Radiologists differed in their interpretations of mammograms
ACP J Club. 1995 May-June;122:74. doi:10.7326/ACPJC-1995-122-3-074
Elmore JG, Wells CK, Lee CH, Howard DH, Feinstein AR. Variability in radiologists' interpretations of mammograms. N Engl J Med. 1994 Dec 1; 331:1493-9.
To determine the extent of variability in radiologists' interpretations of mammograms.
Blinded comparison of the assessment of 150 mammograms analyzed within pairs of 10 radiologists.
Yale-New Haven Hospital.
Random sampling of mammograms done in 1987, weighted to include more patients with mammographic abnormalities and breast cancer. Radiographs were excluded (121 out of 271) if the women previously had breast cancer, if the 1987 mammogram was not definitively interpreted, or for technical reasons, leaving 150 mammograms: 27 from women with breast cancer and 123 from women without breast cancer. The 10 board-certified radiologists who participated (7 private and 3 university) had a median of 7 years' experience (range 1.5 to 20 y) reading mammograms.
Description of test and diagnostic standard

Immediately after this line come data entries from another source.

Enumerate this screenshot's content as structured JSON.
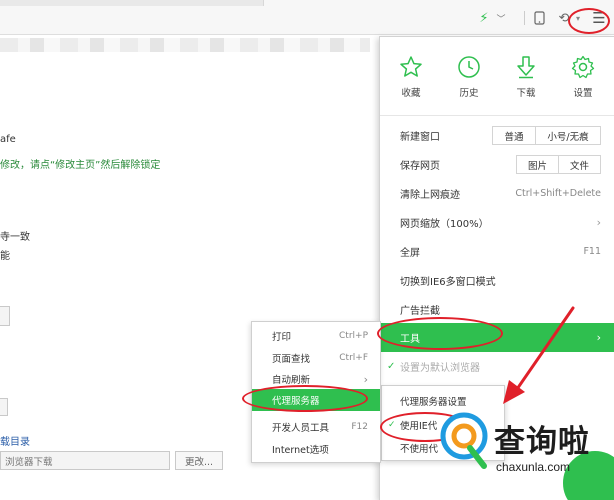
{
  "toolbar": {
    "bolt_icon": "lightning-icon",
    "undo_glyph": "⟲",
    "menu_glyph": "☰"
  },
  "page": {
    "line_safe": "afe",
    "line_lock": "修改，请点“修改主页”然后解除锁定",
    "line_consistent": "寺一致",
    "line_function": "能",
    "line_dir": "载目录",
    "download_input": "浏览器下载",
    "change_button": "更改..."
  },
  "quick_actions": [
    {
      "label": "收藏",
      "icon": "star-icon"
    },
    {
      "label": "历史",
      "icon": "clock-icon"
    },
    {
      "label": "下载",
      "icon": "download-icon"
    },
    {
      "label": "设置",
      "icon": "gear-icon"
    }
  ],
  "menu": {
    "new_window": {
      "label": "新建窗口",
      "opt1": "普通",
      "opt2": "小号/无痕"
    },
    "save_page": {
      "label": "保存网页",
      "opt1": "图片",
      "opt2": "文件"
    },
    "clear_traces": {
      "label": "清除上网痕迹",
      "shortcut": "Ctrl+Shift+Delete"
    },
    "zoom": {
      "label": "网页缩放（100%）"
    },
    "fullscreen": {
      "label": "全屏",
      "shortcut": "F11"
    },
    "ie6_mode": {
      "label": "切换到IE6多窗口模式"
    },
    "adblock": {
      "label": "广告拦截"
    },
    "tools": {
      "label": "工具"
    },
    "set_default": {
      "label": "设置为默认浏览器"
    },
    "arrow": "›"
  },
  "tools_menu": {
    "print": {
      "label": "打印",
      "shortcut": "Ctrl+P"
    },
    "find": {
      "label": "页面查找",
      "shortcut": "Ctrl+F"
    },
    "auto_refresh": {
      "label": "自动刷新"
    },
    "proxy": {
      "label": "代理服务器"
    },
    "devtools": {
      "label": "开发人员工具",
      "shortcut": "F12"
    },
    "internet_options": {
      "label": "Internet选项"
    }
  },
  "proxy_menu": {
    "settings": {
      "label": "代理服务器设置"
    },
    "use_ie": {
      "label": "使用IE代"
    },
    "dont_use": {
      "label": "不使用代"
    }
  },
  "watermark": {
    "text": "查询啦",
    "url": "chaxunla.com"
  },
  "colors": {
    "accent": "#2fbf4f",
    "annotation": "#e0202a"
  }
}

Each radiologist independently read the 150 mammograms on 2 occasions, 5 months apart. 50 films shown with only the patient's age were used to assess intraobserver variability. At the first reading, half of the remaining films were shown with detailed clinical histories; but at the second reading, only patient age was shown. This sequence was reversed for the other half. Breast cancer was confirmed histopathologically. The absence of breast cancer required an absence of clinical and mammographic evidence after 3 years of follow-up.
Main outcome measures

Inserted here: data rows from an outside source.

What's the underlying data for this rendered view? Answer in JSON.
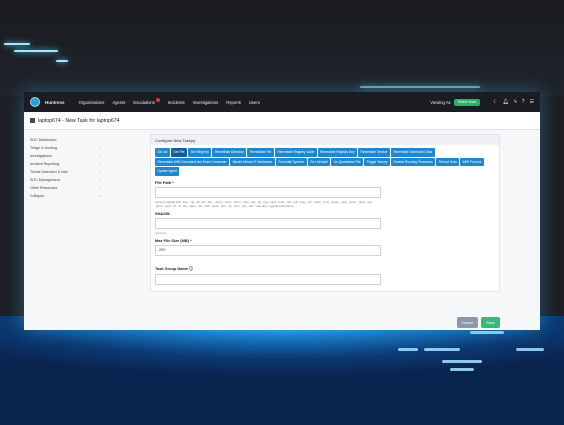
{
  "header": {
    "brand": "Huntress",
    "nav": [
      "Organizations",
      "Agents",
      "Escalations",
      "Incidents",
      "Investigations",
      "Reports",
      "Users"
    ],
    "viewing_as": "Viewing As",
    "select_label": "Select User"
  },
  "page": {
    "title": "laptop674 - New Task for laptop674"
  },
  "sidebar": {
    "items": [
      {
        "label": "SOC Dashboard"
      },
      {
        "label": "Triage & Hunting"
      },
      {
        "label": "Investigations"
      },
      {
        "label": "Incident Reporting"
      },
      {
        "label": "Threat Detection & Intel"
      },
      {
        "label": "SOC Management"
      },
      {
        "label": "Other Resources"
      },
      {
        "label": "Collapse"
      }
    ]
  },
  "panel": {
    "title": "Configure New Task(s)",
    "tabs": [
      "Dir List",
      "Get File",
      "Get Reg Key",
      "Remediate Directory",
      "Remediate File",
      "Remediate Registry Value",
      "Remediate Registry Key",
      "Remediate Service",
      "Remediate Scheduled Task",
      "Remediate WMI Command-line Event Consumer",
      "Block/Unblock IP Addresses",
      "Re-Install Sysmon",
      "Re-Uninstall",
      "Un-Quarantine File",
      "Trigger Survey",
      "Restrict Running Processes",
      "Reboot Host",
      "WMI Process",
      "Update Agent"
    ],
    "active_tab": "Get File",
    "file_path_label": "File Path *",
    "file_path_value": "",
    "file_path_help": "Cannot GetFile with .exe, .zip, .dll, .sh, .doc, .docm, .docx, .dotm, .dotx, .dot, .gif, .jpg, .mp3, .mp4, .odt, .pdf, .png, .pot, .potm, .potx, .ppam, .pps, .ppsm, .ppsx, .ppt, .pptm, .pptx, .rtf, .xl, .xla, .xlam, .xls, .xlsb, .xlsm, .xlsx, .xlt, .xltm, .xltx, .xlw, .wav and .ogg file extensions.",
    "sha256_label": "SHA256",
    "sha256_value": "",
    "sha256_hint": "optional",
    "max_size_label": "Max File Size (MB) *",
    "max_size_value": "200",
    "task_group_label": "Task Group Name ⓘ",
    "task_group_value": ""
  },
  "buttons": {
    "cancel": "Cancel",
    "save": "Save"
  },
  "colors": {
    "tab": "#1f86d1",
    "save": "#39b879",
    "cancel": "#8c99a6",
    "topbar": "#1b1d22"
  }
}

Agreement among radiologists for film observations, diagnostic interpretation (4 categories from "normal" to "suggestive of cancer"), and recommendations for management (5 categories from "routine follow-up" to "biopsy").
The median weighted agreement for interobserver variability was 79% for diagnostic interpretations (range 71% to 82%) and 85% (range 65% to 91%) for the recommendation of a biopsy. The corresponding median kappa values were 0.47 (range 0.31 to 0.55) for diagnostic interpretation and 0.49 (range 0.20 to 0.69) for biopsy recommendations. The diagnostic interpretations of the 10 radiologists had a median sensitivity of 70% and a median specificity of 94%. The frequency of recommendations for an immediate workup ranged from 74% to 96% for mammograms from women with breast cancer and from 11% to 65% for films from the women without breast cancer. Substantial disagreements occurred in 2% of the radiologist pairs for diagnostic interpretation (normal vs suggestive of cancer) and in 3% of the radiologist pairs and 9% of the per-patient comparisons for recommendation of biopsy (routine follow-up vs biopsy).

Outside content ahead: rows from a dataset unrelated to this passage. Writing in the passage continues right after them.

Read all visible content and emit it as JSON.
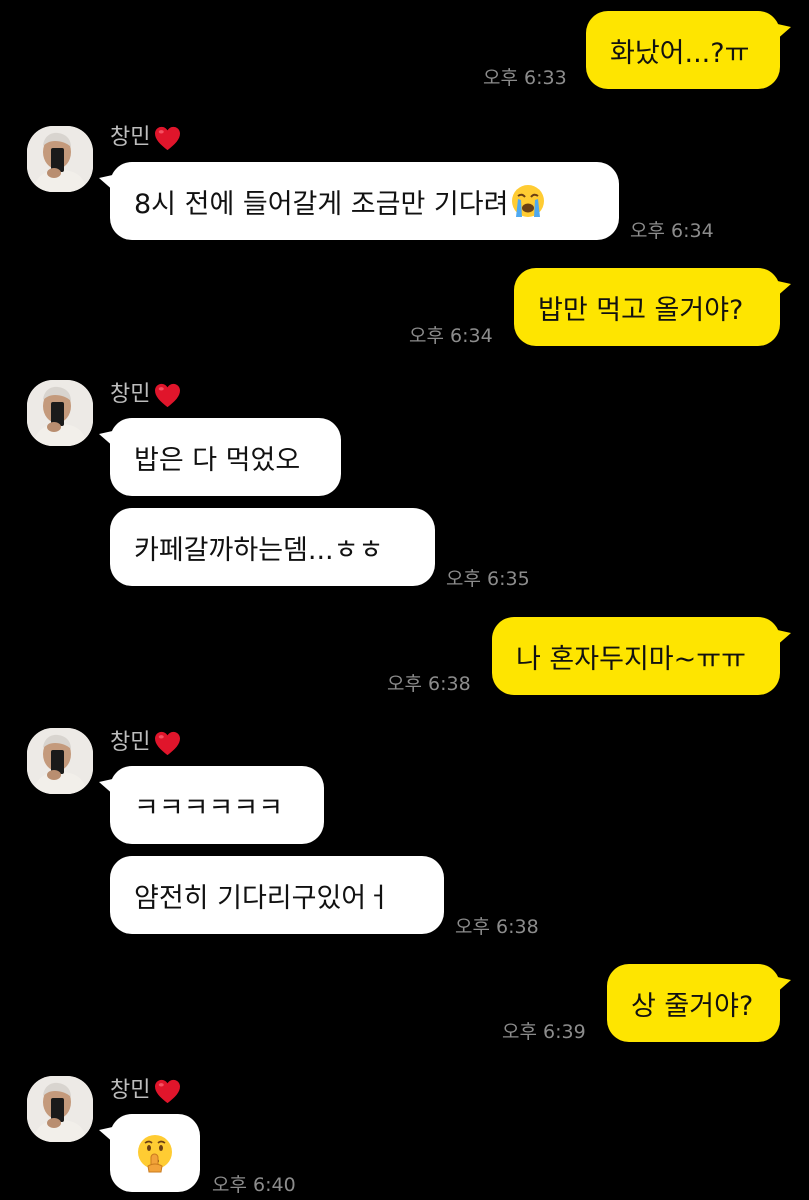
{
  "chat": {
    "contact_name": "창민",
    "messages": [
      {
        "text": "화났어...?ㅠ",
        "time": "오후 6:33"
      },
      {
        "text": "8시 전에 들어갈게 조금만 기다려",
        "emoji": "loudly-crying-face",
        "time": "오후 6:34"
      },
      {
        "text": "밥만 먹고 올거야?",
        "time": "오후 6:34"
      },
      {
        "text": "밥은 다 먹었오"
      },
      {
        "text": "카페갈까하는뎀...ㅎㅎ",
        "time": "오후 6:35"
      },
      {
        "text": "나 혼자두지마~ㅠㅠ",
        "time": "오후 6:38"
      },
      {
        "text": "ㅋㅋㅋㅋㅋㅋ"
      },
      {
        "text": "얌전히 기다리구있어ㅓ",
        "time": "오후 6:38"
      },
      {
        "text": "상 줄거야?",
        "time": "오후 6:39"
      },
      {
        "emoji": "shushing-face",
        "time": "오후 6:40"
      }
    ]
  },
  "colors": {
    "background": "#000000",
    "sent_bubble": "#FEE500",
    "received_bubble": "#FFFFFF",
    "timestamp": "#8C8C8C",
    "sender_name": "#BDBDBD",
    "heart": "#E0152B"
  },
  "icons": {
    "heart": "heart-icon",
    "cry_emoji": "loudly-crying-face-icon",
    "shush_emoji": "shushing-face-icon"
  }
}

Radiologists differed, sometimes substantially, in their interpretations of mammograms and in their recommendations for management.
Sources of funding: American Cancer Society and Robert Wood Johnson Clinical Scholars Program.
For article reprint: Dr. J.G. Elmore, University of Washington School of Medicine, 1959 North East Pacific St, Room BB527E, Seattle, WA 98195-6429, USA. FAX 206-616-5365.
This complex study of variability in mammographic interpretation brings to light, once again, the degree of uncertainty inherent in the results of many screening and diagnostic tests. The lack of a clinical history for two thirds of the study patients does not mirror clinical practice, nor does the relatively high proportion of cancers and benign abnormalities. This variability, however, has been documented for mammography (1, 2) and clearly persists despite technical improvements. In the study by Elmore and colleagues, radiologists who most often recommended biopsy for women with breast cancer also most often recommended it for women without cancer. Thus, sensitivity is increased at the cost of decreased specificity and higher rates of unnecessary biopsies.
Many primary care physicians may be shaken by the finding that radiologists in this study only showed about a 50% agreement beyond chance. Physicians do both themselves and their patients a disservice by not making the limitations of screening and diagnostic testing clear. Misguided belief in the infallibility of medical testing only leads to painfully shattered illusions.
Joy Melnikow, MD, MPH
University of California, DavisSacramento, California, USA
2. Harvey JA, Fajardo LL, Innis CA. Previous mammograms in patients with impalpable breast carcinoma: retrospective vs blinded interpretation. 1993 ARRS President's Award. AJR Am J Roentgenol. 1993;161:1167-72.